Judge allows Mangum to represent herself at murder trial

CorrespondentOctober 18, 2012 


Crystal Gail Mangum appeared at a news conference to promote a book about her life. She continued to say that she was assaulted in March 2006 at a lacrosse team party where she had been hired to dance. "I am still claiming that a sexual assault happened," she said. But she declined to go into detail, and she brushed aside a question about what she would say to the players.STAFF PHOTO BY CHUCK LIDDY/THE NEWS & OBSERVER

CHUCK LIDDY — cliddy@newsobserver.com

— Crystal Mangum, who is charged with killing her boyfriend last year, will be allowed to represent herself during her murder trial, a judge decided Wednesday.

“Frankly, what you are asking me to do is extremely rare,” Superior Court Judge Jim Hardin told her. “And honestly, I have never seen it turn out very well for a defendant.”

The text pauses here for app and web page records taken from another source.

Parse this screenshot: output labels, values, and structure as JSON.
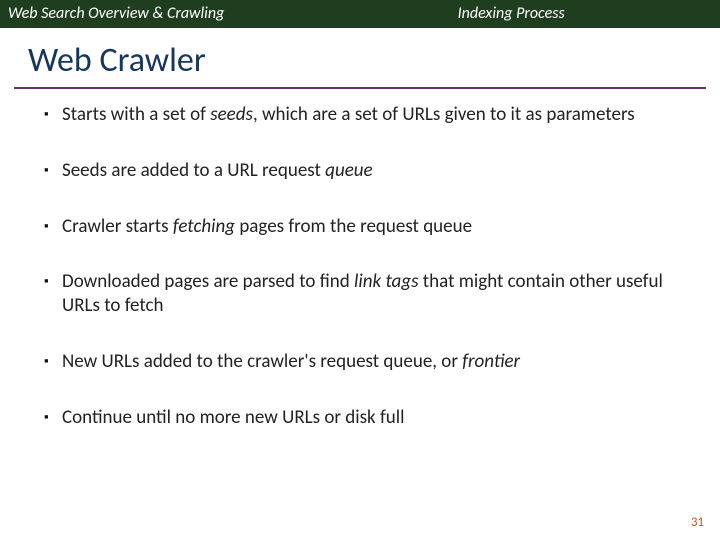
{
  "header": {
    "left": "Web Search Overview & Crawling",
    "right": "Indexing Process"
  },
  "title": "Web Crawler",
  "bullets": [
    {
      "pre": "Starts with a set of ",
      "kw": "seeds",
      "post": ", which are a set of URLs given to it as parameters"
    },
    {
      "pre": "Seeds are added to a URL request ",
      "kw": "queue",
      "post": ""
    },
    {
      "pre": "Crawler starts ",
      "kw": "fetching",
      "post": " pages from the request queue"
    },
    {
      "pre": "Downloaded pages are parsed to find ",
      "kw": "link tags",
      "post": " that might contain other useful URLs to fetch"
    },
    {
      "pre": "New URLs added to the crawler's request queue, or ",
      "kw": "frontier",
      "post": ""
    },
    {
      "pre": "Continue until no more new URLs or disk full",
      "kw": "",
      "post": ""
    }
  ],
  "pagenum": "31"
}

Mangum, 34, is charged with first-degree murder in the death of Reginald Daye, 46, who died at Duke Hospital 10 days after Mangum stabbed him in April 2011.

Mangum gained national notoriety after accusing three Duke lacrosse players of rape in 2006. The charges were discredited in a high-profile saga that cost then Durham District Attorney Mike Nifong his law career.

Mangum contends she stabbed Daye in self-defense. She said she has “trust issues” with her attorney Woody Vann, and that they disagree on how the case should move forward.

Mangum said Vann refused to give her a second autopsy by a medical expert he hired, has only shared “half of the discovery,” and offered a plea agreement two months ago in which she would get time served in exchange for pleading guilty to assault with a deadly weapon.

Vann told Hardin that a medical expert was hired as a consultant, but not to generate a new report. Durham County Assistant District Attorney Charlene Coggins-Franks said the state hasn’t extended a plea agreement.

Mangum said she thinks the expert’s report would prove Daye died from a medical mistake, not – as the medical examiner’s report states – the stab wound.

“I would like to represent myself so that I can file these motions and get all the evidence out in the open,” said Mangum, who wore orange jail scrubs. “So the prosecution will know exactly what they are dealing with.”

Hardin appointed Vann as “standby” counsel, which means he will sit behind Mangum and assist her, but not address the court directly.

Bridges: 919-564-9330

News & Observer is pleased to provide this opportunity to share information, experiences and observations about what's in the news. Some of the comments may be reprinted elsewhere in the site or in the newspaper. We encourage lively, open debate on the issues of the day, and ask that you refrain from profanity, hate speech, personal comments and remarks that are off point. Thank you for taking the time to offer your thoughts.

Commenting FAQs | Terms of Service